Every entry must be duplicated precisely as written.

* _DATASET EXCERPTS_:
Segment Open

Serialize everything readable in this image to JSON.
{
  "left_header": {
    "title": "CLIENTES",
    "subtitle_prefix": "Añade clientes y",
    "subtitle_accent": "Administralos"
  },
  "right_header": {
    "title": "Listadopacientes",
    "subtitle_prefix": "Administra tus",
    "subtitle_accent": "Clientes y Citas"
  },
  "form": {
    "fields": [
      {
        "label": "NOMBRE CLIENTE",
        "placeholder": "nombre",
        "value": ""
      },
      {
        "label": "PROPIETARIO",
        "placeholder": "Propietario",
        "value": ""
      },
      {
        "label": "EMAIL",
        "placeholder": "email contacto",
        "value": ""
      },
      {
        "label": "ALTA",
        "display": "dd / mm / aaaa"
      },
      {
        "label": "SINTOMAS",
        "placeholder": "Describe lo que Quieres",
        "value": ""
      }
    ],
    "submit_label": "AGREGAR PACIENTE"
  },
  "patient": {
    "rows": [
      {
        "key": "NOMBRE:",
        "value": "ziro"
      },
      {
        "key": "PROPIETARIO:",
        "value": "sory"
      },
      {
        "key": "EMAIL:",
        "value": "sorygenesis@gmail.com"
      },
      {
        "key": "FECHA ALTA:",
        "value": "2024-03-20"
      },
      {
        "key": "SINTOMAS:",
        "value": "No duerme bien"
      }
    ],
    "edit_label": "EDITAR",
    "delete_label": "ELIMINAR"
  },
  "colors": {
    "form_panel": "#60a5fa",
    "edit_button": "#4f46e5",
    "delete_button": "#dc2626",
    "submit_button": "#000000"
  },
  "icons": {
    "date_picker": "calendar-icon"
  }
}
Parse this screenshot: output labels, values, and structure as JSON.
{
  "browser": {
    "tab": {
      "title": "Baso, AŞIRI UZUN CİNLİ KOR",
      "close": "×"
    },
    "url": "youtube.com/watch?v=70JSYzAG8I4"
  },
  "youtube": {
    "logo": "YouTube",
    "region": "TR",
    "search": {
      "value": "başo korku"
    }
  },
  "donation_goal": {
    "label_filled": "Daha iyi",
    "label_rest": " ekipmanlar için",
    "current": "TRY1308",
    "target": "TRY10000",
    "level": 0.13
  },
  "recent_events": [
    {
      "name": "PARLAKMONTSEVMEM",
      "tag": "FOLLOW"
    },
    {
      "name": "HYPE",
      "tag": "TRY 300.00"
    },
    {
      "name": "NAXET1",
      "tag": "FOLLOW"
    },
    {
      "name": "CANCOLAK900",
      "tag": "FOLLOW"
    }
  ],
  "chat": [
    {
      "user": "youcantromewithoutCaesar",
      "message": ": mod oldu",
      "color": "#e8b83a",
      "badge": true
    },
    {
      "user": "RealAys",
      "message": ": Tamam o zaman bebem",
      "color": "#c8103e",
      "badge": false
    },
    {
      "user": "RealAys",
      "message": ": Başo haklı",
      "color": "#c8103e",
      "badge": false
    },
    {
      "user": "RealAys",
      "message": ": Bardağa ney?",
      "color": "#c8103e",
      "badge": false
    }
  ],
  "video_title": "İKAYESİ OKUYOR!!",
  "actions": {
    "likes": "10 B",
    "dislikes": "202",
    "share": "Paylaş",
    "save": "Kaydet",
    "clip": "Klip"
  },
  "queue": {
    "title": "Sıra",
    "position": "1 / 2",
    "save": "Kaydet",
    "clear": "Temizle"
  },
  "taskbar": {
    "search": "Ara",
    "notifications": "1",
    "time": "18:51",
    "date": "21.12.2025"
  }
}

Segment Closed

* _WRITTEN SOLUTION_:
Serialize everything readable in this image to JSON.
{
  "left_header": {
    "title": "CLIENTES",
    "subtitle_prefix": "Añade clientes y",
    "subtitle_accent": "Administralos"
  },
  "right_header": {
    "title": "Listadopacientes",
    "subtitle_prefix": "Administra tus",
    "subtitle_accent": "Clientes y Citas"
  },
  "form": {
    "fields": [
      {
        "label": "NOMBRE CLIENTE",
        "placeholder": "nombre",
        "value": ""
      },
      {
        "label": "PROPIETARIO",
        "placeholder": "Propietario",
        "value": ""
      },
      {
        "label": "EMAIL",
        "placeholder": "email contacto",
        "value": ""
      },
      {
        "label": "ALTA",
        "display": "dd / mm / aaaa"
      },
      {
        "label": "SINTOMAS",
        "placeholder": "Describe lo que Quieres",
        "value": ""
      }
    ],
    "submit_label": "AGREGAR PACIENTE"
  },
  "patient": {
    "rows": [
      {
        "key": "NOMBRE:",
        "value": "ziro"
      },
      {
        "key": "PROPIETARIO:",
        "value": "sory"
      },
      {
        "key": "EMAIL:",
        "value": "sorygenesis@gmail.com"
      },
      {
        "key": "FECHA ALTA:",
        "value": "2024-03-20"
      },
      {
        "key": "SINTOMAS:",
        "value": "No duerme bien"
      }
    ],
    "edit_label": "EDITAR",
    "delete_label": "ELIMINAR"
  },
  "colors": {
    "form_panel": "#60a5fa",
    "edit_button": "#4f46e5",
    "delete_button": "#dc2626",
    "submit_button": "#000000"
  },
  "icons": {
    "date_picker": "calendar-icon"
  }
}
Parse this screenshot: output labels, values, and structure as JSON.
{
  "browser": {
    "tab": {
      "title": "Baso, AŞIRI UZUN CİNLİ KOR",
      "close": "×"
    },
    "url": "youtube.com/watch?v=70JSYzAG8I4"
  },
  "youtube": {
    "logo": "YouTube",
    "region": "TR",
    "search": {
      "value": "başo korku"
    }
  },
  "donation_goal": {
    "label_filled": "Daha iyi",
    "label_rest": " ekipmanlar için",
    "current": "TRY1308",
    "target": "TRY10000",
    "level": 0.13
  },
  "recent_events": [
    {
      "name": "PARLAKMONTSEVMEM",
      "tag": "FOLLOW"
    },
    {
      "name": "HYPE",
      "tag": "TRY 300.00"
    },
    {
      "name": "NAXET1",
      "tag": "FOLLOW"
    },
    {
      "name": "CANCOLAK900",
      "tag": "FOLLOW"
    }
  ],
  "chat": [
    {
      "user": "youcantromewithoutCaesar",
      "message": ": mod oldu",
      "color": "#e8b83a",
      "badge": true
    },
    {
      "user": "RealAys",
      "message": ": Tamam o zaman bebem",
      "color": "#c8103e",
      "badge": false
    },
    {
      "user": "RealAys",
      "message": ": Başo haklı",
      "color": "#c8103e",
      "badge": false
    },
    {
      "user": "RealAys",
      "message": ": Bardağa ney?",
      "color": "#c8103e",
      "badge": false
    }
  ],
  "video_title": "İKAYESİ OKUYOR!!",
  "actions": {
    "likes": "10 B",
    "dislikes": "202",
    "share": "Paylaş",
    "save": "Kaydet",
    "clip": "Klip"
  },
  "queue": {
    "title": "Sıra",
    "position": "1 / 2",
    "save": "Kaydet",
    "clear": "Temizle"
  },
  "taskbar": {
    "search": "Ara",
    "notifications": "1",
    "time": "18:51",
    "date": "21.12.2025"
  }
}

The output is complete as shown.